TASK: When a line in the material contains the word "astype", copy it.

RECORDS TO PROCESS:
- Opening Delimiter -
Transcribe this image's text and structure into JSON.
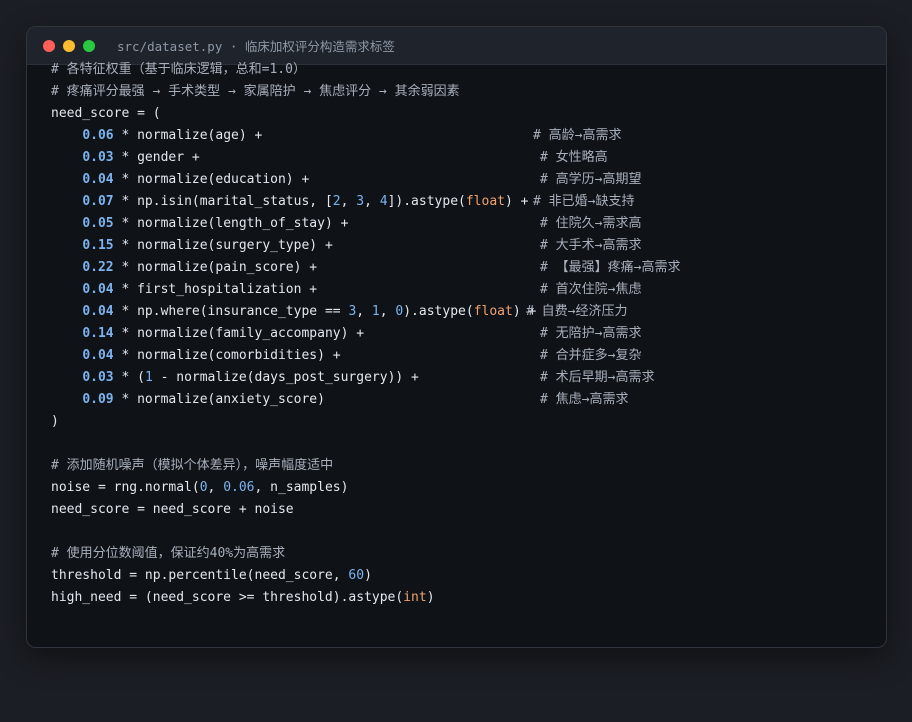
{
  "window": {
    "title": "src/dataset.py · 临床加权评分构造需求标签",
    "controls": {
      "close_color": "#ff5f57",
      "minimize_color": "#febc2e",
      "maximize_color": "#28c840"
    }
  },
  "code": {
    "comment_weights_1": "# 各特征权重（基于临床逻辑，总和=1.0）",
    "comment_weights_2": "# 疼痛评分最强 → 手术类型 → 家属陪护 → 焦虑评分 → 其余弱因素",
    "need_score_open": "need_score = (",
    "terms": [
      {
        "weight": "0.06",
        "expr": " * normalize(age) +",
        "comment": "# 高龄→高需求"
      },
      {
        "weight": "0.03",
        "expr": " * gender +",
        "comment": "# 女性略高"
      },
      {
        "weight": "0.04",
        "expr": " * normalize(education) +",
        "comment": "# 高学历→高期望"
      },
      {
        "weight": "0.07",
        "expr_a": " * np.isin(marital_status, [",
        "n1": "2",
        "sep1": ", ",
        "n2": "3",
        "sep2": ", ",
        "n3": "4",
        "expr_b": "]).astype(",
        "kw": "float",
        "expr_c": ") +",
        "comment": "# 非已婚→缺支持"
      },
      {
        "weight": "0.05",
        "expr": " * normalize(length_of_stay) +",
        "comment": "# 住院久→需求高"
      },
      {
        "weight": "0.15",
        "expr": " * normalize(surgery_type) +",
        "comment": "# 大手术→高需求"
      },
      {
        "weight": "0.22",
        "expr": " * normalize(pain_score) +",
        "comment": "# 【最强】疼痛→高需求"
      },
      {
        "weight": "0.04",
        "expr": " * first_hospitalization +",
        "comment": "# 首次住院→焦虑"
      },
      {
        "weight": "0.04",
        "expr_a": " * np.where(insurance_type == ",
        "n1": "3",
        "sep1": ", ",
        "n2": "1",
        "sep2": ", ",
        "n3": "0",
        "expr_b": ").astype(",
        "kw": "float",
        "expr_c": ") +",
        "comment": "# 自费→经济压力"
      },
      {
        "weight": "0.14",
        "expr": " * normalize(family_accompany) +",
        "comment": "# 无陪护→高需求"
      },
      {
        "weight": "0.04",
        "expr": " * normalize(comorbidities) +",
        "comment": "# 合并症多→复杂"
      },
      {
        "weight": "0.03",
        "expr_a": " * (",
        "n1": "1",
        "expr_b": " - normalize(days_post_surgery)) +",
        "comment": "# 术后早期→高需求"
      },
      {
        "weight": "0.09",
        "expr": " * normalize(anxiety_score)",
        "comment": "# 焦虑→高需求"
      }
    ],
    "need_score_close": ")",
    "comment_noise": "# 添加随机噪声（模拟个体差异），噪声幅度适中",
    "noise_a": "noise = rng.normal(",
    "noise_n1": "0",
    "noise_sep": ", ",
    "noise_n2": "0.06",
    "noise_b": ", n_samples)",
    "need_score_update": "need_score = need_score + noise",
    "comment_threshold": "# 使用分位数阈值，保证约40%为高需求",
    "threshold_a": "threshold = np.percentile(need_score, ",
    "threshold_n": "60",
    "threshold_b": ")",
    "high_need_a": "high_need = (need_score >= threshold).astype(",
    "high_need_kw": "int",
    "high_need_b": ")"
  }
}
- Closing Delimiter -
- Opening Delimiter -
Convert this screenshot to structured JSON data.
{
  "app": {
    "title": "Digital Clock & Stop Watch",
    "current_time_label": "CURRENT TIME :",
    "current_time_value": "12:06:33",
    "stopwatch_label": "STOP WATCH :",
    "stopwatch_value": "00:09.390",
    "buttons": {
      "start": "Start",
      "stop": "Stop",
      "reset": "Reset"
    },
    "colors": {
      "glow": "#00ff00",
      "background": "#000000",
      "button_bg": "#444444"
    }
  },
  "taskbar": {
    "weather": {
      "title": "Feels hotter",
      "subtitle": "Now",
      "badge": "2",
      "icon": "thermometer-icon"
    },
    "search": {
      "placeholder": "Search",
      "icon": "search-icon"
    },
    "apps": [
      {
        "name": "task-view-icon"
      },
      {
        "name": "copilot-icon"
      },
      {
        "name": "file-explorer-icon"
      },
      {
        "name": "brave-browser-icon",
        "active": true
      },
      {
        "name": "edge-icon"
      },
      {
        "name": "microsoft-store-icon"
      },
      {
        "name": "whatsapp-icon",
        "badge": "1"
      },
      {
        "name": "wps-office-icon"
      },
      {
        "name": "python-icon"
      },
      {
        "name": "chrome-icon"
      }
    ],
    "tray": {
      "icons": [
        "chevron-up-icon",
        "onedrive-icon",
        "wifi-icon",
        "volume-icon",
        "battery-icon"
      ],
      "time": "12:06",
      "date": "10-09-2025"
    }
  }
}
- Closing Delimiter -
TASK RESPONSE:
        "expr_b": "]).astype(",
        "expr_b": ").astype(",
    "high_need_a": "high_need = (need_score >= threshold).astype(",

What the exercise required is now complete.